Copy each line of the records that holds the string "label".

# Recorded data
|---|
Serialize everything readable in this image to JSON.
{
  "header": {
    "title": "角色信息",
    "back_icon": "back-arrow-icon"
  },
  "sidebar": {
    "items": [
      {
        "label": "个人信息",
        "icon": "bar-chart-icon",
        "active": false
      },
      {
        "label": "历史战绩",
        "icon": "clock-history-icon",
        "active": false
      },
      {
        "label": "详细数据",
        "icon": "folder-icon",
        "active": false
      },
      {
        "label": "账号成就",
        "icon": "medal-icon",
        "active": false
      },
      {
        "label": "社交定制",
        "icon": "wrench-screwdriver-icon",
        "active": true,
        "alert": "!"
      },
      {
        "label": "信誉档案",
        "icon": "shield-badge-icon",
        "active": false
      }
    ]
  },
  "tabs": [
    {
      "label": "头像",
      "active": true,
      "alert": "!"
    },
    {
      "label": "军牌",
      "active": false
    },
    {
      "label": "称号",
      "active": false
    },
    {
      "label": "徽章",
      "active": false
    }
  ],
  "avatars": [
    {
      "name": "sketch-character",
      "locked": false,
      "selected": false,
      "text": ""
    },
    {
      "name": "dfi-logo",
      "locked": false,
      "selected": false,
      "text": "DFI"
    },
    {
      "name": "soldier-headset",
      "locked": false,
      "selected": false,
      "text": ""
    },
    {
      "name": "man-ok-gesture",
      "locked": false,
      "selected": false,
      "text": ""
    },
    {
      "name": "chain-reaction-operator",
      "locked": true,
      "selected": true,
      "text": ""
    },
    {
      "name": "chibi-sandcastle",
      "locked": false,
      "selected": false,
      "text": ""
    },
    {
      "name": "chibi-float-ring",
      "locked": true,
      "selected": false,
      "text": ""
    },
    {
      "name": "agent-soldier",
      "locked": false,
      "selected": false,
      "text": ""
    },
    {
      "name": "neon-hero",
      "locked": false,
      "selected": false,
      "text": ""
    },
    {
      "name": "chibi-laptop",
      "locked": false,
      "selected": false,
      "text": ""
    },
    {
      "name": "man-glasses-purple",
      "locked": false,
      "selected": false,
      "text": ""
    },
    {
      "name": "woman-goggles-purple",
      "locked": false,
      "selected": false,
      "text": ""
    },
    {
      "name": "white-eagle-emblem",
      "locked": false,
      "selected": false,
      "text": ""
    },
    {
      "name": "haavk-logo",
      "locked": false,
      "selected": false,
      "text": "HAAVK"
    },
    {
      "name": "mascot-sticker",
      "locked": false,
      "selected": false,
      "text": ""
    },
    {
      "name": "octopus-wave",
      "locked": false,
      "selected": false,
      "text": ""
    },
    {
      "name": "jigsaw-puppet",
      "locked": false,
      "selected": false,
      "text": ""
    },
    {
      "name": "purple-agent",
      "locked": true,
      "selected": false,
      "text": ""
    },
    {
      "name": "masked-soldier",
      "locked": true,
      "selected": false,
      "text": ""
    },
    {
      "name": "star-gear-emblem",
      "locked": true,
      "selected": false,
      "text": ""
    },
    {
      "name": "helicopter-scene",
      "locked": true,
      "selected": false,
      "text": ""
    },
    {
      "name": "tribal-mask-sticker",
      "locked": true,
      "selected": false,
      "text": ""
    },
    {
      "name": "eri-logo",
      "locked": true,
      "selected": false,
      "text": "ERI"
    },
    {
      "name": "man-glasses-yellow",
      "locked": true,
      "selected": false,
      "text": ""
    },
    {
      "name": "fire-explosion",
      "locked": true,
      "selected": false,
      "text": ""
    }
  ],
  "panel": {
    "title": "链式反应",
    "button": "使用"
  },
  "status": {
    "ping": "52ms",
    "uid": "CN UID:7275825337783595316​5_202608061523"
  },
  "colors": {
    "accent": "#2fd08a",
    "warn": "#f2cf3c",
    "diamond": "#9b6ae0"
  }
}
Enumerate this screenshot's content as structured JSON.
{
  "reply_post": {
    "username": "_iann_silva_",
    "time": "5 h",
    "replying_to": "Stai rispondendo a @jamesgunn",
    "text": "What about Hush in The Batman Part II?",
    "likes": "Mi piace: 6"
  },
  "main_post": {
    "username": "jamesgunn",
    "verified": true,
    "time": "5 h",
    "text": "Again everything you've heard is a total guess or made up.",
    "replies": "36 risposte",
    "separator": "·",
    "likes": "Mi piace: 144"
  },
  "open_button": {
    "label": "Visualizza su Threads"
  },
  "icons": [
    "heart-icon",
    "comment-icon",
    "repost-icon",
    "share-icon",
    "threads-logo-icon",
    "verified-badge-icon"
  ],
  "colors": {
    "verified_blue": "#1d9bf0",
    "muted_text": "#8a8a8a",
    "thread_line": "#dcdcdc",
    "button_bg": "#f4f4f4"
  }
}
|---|
# Response for this exercise
        "label": "个人信息",
        "label": "历史战绩",
        "label": "详细数据",
        "label": "账号成就",
        "label": "社交定制",
        "label": "信誉档案",
      "label": "头像",
      "label": "军牌",
      "label": "称号",
      "label": "徽章",
    "label": "Visualizza su Threads"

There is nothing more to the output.